As a business owner or manager, one of your responsibilities might be to hire new people from time to time. Your business needs a new employee who will be able to do a certain job within the company and you need to identify the best one among the candidates, someone who will be able to do that job properly and efficiently. Hiring is a very complex process and something that can go wrong very easily. Especially if you factor in the cultural fit.
What is the Cultural Fit?
The cultural fit denotes the likelihood of a potential candidate to fit in a company based on a number of mostly hard to quantify traits and opinions. For instance, someone’s upbringing, their personal opinions on various matters and similar things fit under the description of a cultural fit. Perhaps it is best to describe this with n example.
Let’s say that our example company was started by people who have a very liberal outlook on most issues. Everyone who already works in the company is also liberal and this is something that can be felt in everyday functioning of the company. A new candidate who would be a good cultural fit will also be liberal.
It is important to differentiate between the cultural fit and the personal, inborn traits of a person, such as their leadership qualities, their ability to learn, their assertiveness and so on. These are completely different from what is considered the cultural fit.
There are some very good reasons why most people who conduct interviews or specialize in HR check the cultural fit during the interview process and rely on it when making the final decision. For one, a candidate who is a good cultural fit will have a much easier time finding his or her place in the company. They will have something to talk about with other employees and they will feel comfortable from the get go.
In addition to this, a person who is a good cultural fit will find it easier to adopt the culture of the company. They will understand better what the company is all about and how they can contribute to it. They will also be more involved and, in most cases, they will work harder.
Finally, a candidate who is a great cultural fit is far more likely to stay with the company in the long run. They will not wake up one day and think that there may be companies that are better for them because of the philosophy of the people in the company or the general culture in the company.
There are, however, some bad sides to the cultural fit as well. For example, it is quite easy to fake a good cultural fit. A candidate may have heard about the employer and the company having a certain culture and it will not take too much work to feign that same philosophy. What is worse, it is very difficult to notice that someone is faking it.
In addition to this, relying too much on the cultural fit may make you forget about other aspects of the candidate which might be more important, such as their education, their skills, experience and their personal characteristics.

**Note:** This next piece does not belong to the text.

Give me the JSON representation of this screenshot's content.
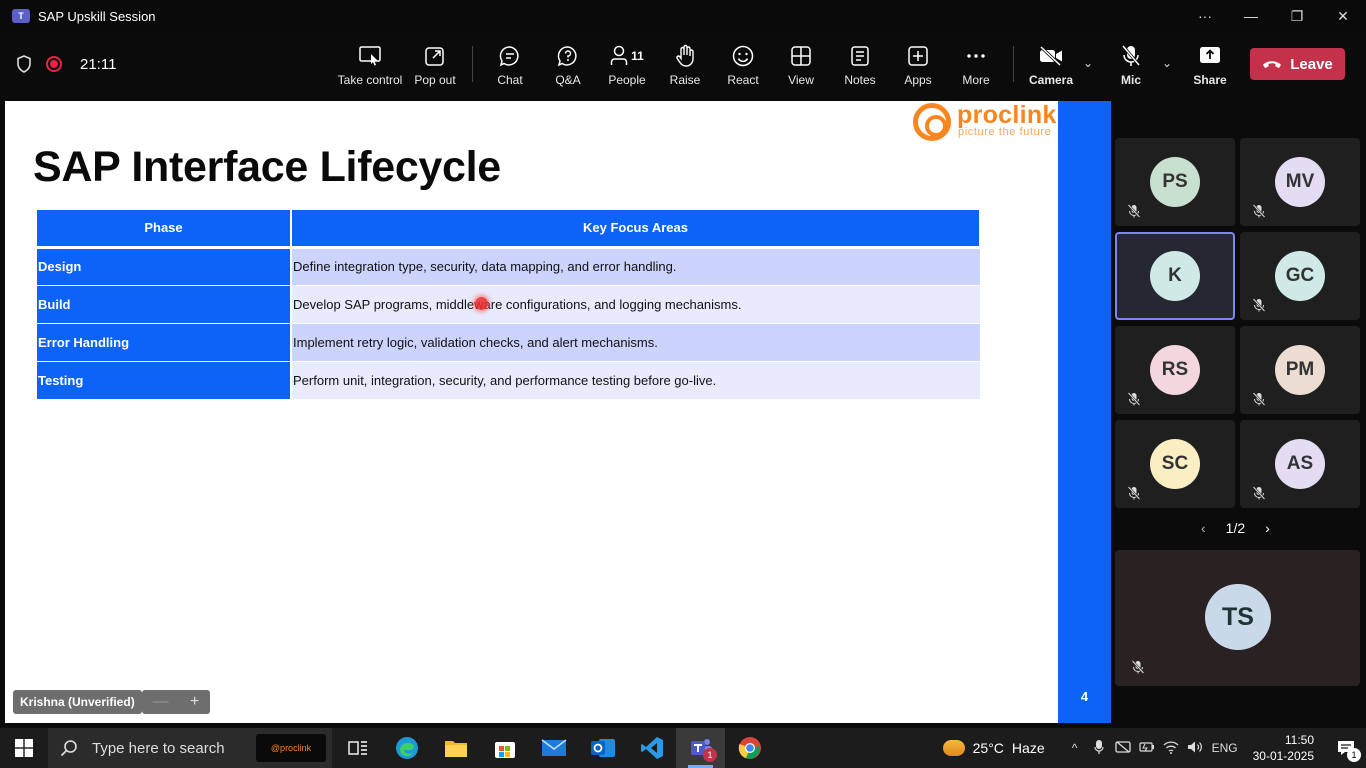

Finally, there is also the danger of hiring the same type of person over and over again which may not be the best thing for your business in the long run. Namely, if you end up with employees who all share a single point of view and a unison philosophy, they might make mistakes simply because there was no one to offer a different opinion. You might end up with a workforce with a very narrow field of vision and this is never good.
We talked to some recruitment outsourcing professionals and they have told us that the best way to approach this is to definitely consider the cultural fit when hiring, but never to let it take over. The skills and the expertise are still the most important. Personal traits are also very important while the cultural fit should be seen as an added bonus, something to break a tie.